Though the number of IPOs in the financial hub is projected to hit a record-breaking 160 for all of 2017, the value of deals is expected to plummet by one-third from HK$195 billion ($25 billion) last year to HK$130 billion－the lowest level since 2012, which will put Hong Kong in the fourth place in the global IPO league table this year, falling behind its counterparts New York, Shanghai and London, according to the latest report from KPMG.
The amounts raised by top 10 newly listed companies in Hong Kong are also estimated to plunge by 45.5 percent from HK$148.2 billion in 2016 to HK$80.8 billion in 2017. Funds raised by this year’s biggest offering of Guotai Junan Securities hover at HK$17.2 billion, dwarfed by the mega-size deal of Postal Savings Bank of China in 2016, which raised a staggering HK$59.2 billion.
Despite the fall from the pole position, the stock exchange in the Asian financial hub is embracing a long-awaited shift in the major contributor to the IPO market, from traditional service firms to the highly sought-after “new economy” companies, said Maggie Lee, Hong Kong-based head of capital markets development group at KPMG China.
Financial services-related offerings have long dominated the city’s IPO market. Last year, nine out of the top 10 flotations came from the financial services sector.
“This year, the Hong Kong market has been transforming, with four ‘new economy’ firms making (their) entry into the territory’s top 10 largest IPOs,” Lee said.
The offering of the mainland’s Tencent-backed China Literature, dubbed the city’s hottest and most profitable IPO in more than a decade, coupled with headline-making listings of Zhong An Online P&C Insurance, Yixin Group Ltd and Razer, came as a major boost to the exchange and paved the way for other promising tech startups to follow suit.
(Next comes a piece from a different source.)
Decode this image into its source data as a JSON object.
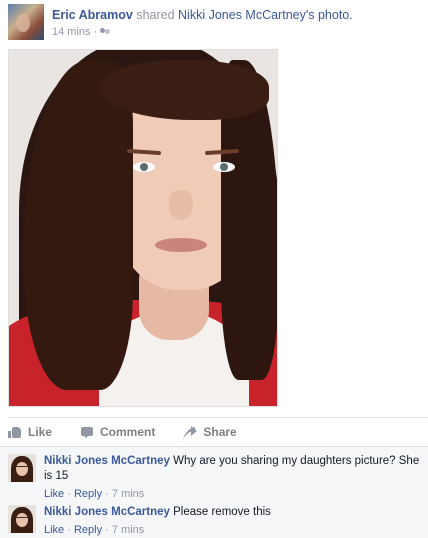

Lee believed 2017 only marked a year of transition. Over the coming few years, the Hong Kong market will continue to gain momentum from the burgeoning appetite for “new economy” companies.
As Hong Kong remains on track to polish its brand as a magnet for emerging global tech companies, KPMG places high hopes on the local bourse to attract some 160 offerings and raise total funds of no less than HK$200 billion next year.
The accounting firm expects Shanghai Stock Exchange to stand as the worldwide venue of choice for companies undertaking IPOs in 2017 next only to New York Stock Exchange, with the total value of listings hovering at HK$154 billion.